__TASK DETAILS__.
How many lines in the entries below contain the string "this"? Reply with the number only.

__MATERIAL PROVIDED__.
__________________________________________________
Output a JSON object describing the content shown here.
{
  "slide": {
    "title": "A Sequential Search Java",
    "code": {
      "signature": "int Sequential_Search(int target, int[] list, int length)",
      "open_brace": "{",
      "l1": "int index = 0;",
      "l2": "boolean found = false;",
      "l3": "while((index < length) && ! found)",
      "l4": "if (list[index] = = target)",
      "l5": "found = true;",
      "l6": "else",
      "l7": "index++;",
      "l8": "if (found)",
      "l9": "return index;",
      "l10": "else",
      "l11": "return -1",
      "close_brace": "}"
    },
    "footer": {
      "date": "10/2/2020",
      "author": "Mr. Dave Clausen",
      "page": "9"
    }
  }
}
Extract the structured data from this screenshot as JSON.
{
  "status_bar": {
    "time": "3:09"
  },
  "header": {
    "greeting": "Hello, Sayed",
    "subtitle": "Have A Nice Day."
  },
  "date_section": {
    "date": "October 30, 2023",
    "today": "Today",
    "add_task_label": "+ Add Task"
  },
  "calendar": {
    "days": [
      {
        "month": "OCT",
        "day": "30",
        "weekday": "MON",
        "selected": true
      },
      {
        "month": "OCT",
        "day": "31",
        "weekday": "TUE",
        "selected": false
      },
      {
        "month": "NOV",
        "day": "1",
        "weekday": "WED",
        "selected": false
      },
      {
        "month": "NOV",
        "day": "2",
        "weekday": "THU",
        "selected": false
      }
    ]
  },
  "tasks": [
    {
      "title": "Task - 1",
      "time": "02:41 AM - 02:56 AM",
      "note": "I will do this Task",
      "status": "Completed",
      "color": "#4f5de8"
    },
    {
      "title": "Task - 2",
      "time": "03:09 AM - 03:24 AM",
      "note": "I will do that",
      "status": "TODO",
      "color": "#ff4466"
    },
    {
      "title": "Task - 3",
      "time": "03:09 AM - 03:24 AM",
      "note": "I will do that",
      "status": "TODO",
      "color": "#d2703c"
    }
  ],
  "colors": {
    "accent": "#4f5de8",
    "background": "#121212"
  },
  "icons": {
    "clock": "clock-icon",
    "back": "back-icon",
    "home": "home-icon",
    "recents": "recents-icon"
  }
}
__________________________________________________
__WRITTEN REPLY__.
2